Mother sews up solution for her active diabetic daughter

EVERETT — Rylee Stark is a total fashionista, her wardrobe packed with pink leggings, sparkly dresses and headbands topped with feathers.

The 8-year-old’s favorite must-have fashion accessory does a lot more than make a statement on the playground.

It also discreetly holds her insulin pump.

Her mother, Corrie Stark, came up with the clothing design out of sheer frustration. She’s recently turned the idea into a fledgling online business called Rylee’s Pocket.

Rylee, a third-grader at Jefferson Elementary in Everett, is a type 1 diabetic. Last year she started using a pump, rather than syringes, to deliver insulin.

The pump helps keep Rylee’s blood sugars even but she and her family quickly became frustrated dealing with the medical device attached to her body.

The pump is about the size and shape of a pager, with a small tube that runs directly to an infusion site, usually on a person’s abdomen. Rylee’s pump is bubblegum pink.

Insulin pumps aren’t new technology, but they are becoming more widely used, especially among type 1 diabetics.

Rylee is an active girl and the pump kept falling out of her pocket and getting in the way when she played.

Then there was the added concern of the pump’s thin tube getting caught on something.

Her mom came up with a way to securely hold the pump: a special zippered pocket attached to the outside of a shirt. The design includes a small slit, so Rylee can thread the thin tube attached to the pump to the infusion site on her tummy.

The zippered pocket keeps the pump securely in place as Rylee twirls and skips through her days. Rylee said she feels comfortable dressing herself. She also likes the colorful squares of fabric her mom chose for the shirts.

“(My friends) loved them,” she said. “They wanted to buy one right away.”

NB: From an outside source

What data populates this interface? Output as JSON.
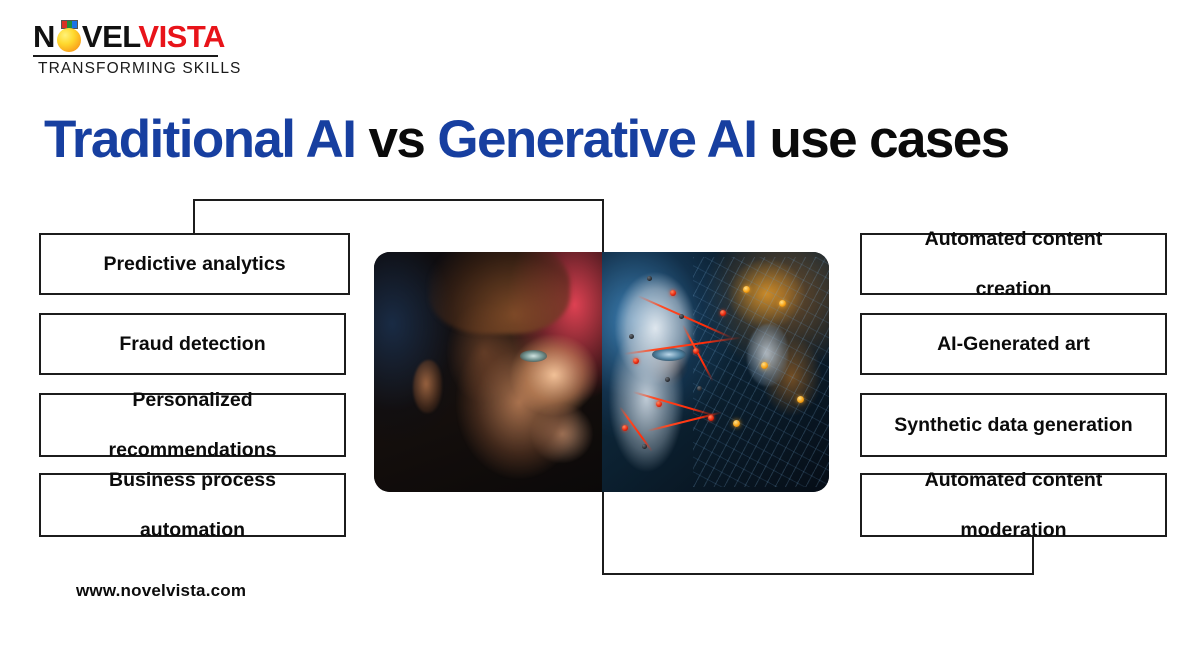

Corrie Stark is trying out a variety of designs, including fabric choices and tank tops for boys. The tanks retail for $20 each.

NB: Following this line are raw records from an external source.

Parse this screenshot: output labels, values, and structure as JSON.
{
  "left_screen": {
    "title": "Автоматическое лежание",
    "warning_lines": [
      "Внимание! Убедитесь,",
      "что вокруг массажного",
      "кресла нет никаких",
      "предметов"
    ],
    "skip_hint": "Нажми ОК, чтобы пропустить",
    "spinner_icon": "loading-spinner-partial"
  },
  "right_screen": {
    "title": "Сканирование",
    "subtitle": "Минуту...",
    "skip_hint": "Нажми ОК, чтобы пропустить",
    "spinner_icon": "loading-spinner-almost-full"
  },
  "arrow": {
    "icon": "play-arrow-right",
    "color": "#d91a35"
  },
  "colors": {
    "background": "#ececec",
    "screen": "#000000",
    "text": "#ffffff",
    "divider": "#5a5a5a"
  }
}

They’re about to expand the offerings to adults. Rylee’s grandma, Sandy Welborn, wears the shirts now too. She also is a type 1 diabetic. Friday she modeled a trim black tank top with a matching black pocket for her pump.

The pockets are placed mainly on tank tops, which can be worn as a shirt or as an undergarment. Rylee usually wears hers under dresses or other shirts or to bed with pajama bottoms.

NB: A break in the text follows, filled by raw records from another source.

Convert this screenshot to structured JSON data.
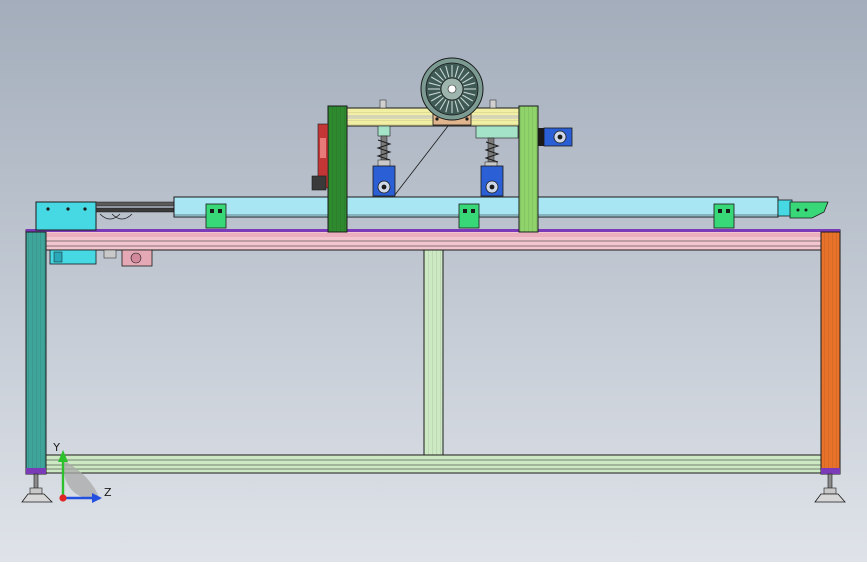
{
  "viewport": {
    "background_top": "#a3adbb",
    "background_bottom": "#dfe3e9"
  },
  "colors": {
    "frame_teal": "#3fa59a",
    "frame_orange": "#e8722a",
    "frame_pink": "#f3c6cf",
    "frame_gray": "#dfe7e6",
    "frame_green": "#cde9c4",
    "gantry_dark_green": "#2f8a2f",
    "gantry_light_green": "#8fd36a",
    "conveyor_cyan": "#a9e6f4",
    "box_cyan": "#46d9e4",
    "block_green": "#38d778",
    "motor_blue": "#2a5fd6",
    "wheel_dark": "#3f5a54",
    "wheel_mid": "#7a9a92",
    "bracket_tan": "#e0b48c",
    "red_part": "#c23636",
    "purple_edge": "#7b3ab8",
    "outline": "#1a1a1a"
  },
  "triad": {
    "y_label": "Y",
    "z_label": "Z",
    "y_icon": "y-axis-arrow-icon",
    "z_icon": "z-axis-arrow-icon",
    "origin_icon": "origin-dot-icon",
    "y_color": "#2cc02c",
    "z_color": "#2450e0",
    "x_color": "#e02424"
  }
}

The business is just getting off the ground. Corrie Stark is working with her niece, Sarah Syvertsen, of Seattle. They’ve hired a seamstress to make the shirts.

Syvertsen, 22, used her social networking skills to bring media attention to the business, and the company already is getting more orders.

They’ve also gotten the attention of the American Diabetes Association, which expressed interest in working with the business.

“Not everyone with diabetes has a pump, but more and more people with type 1 diabetes are wearing them and this is a great way to keep it intact and concealed,” said Sarah Popelka, a fundraiser with the American Diabetes Association.

Right now, Rylee’s Pocket is working to donate 60 shirts to a summer camp for local children with diabetes.

Debra Smith: 425-339-3197;

To buy

Find Rylee’s Pocket at

More in Local News

Mill Creek councilman no longer lives in city, panel finds

The Canvassing Board determined Sean Kelly is not eligible to vote there.

A Democrat and ex-Republican team up to end two-party politics

Brian Baird and Chris Vance unveil a new organization called Washington Independents.

The beavers weren’t happy, either, about Mill Creek flooding

A tree fell on their dam, sending a rush of water into a neighborhood near Jackson High School.

Two windsurfers rescued from Port Susan near Kayak Point

The men had failed to return to shore during Sunday’s windstorm.

Herald photos of the week

A weekly collection of The Herald’s best images by staff photographers and… Continue reading

Stranger offered candy to student walking home from school

The Granite Falls School District is warning families about… Continue reading

Coming together as family

Special-needs students and teachers at the Transition Center cooked up a Thanksgiving feast.

Lynnwood’s property tax promise to homeowners sort of true

They were told consolidation of fire departments would save, but new rates likely will be more.

Woman who died in 5-car crash identified

A car driven by Susan E. Sill rear-ended another vehicle Wednesday on Smokey Point Boulevard.

Most Read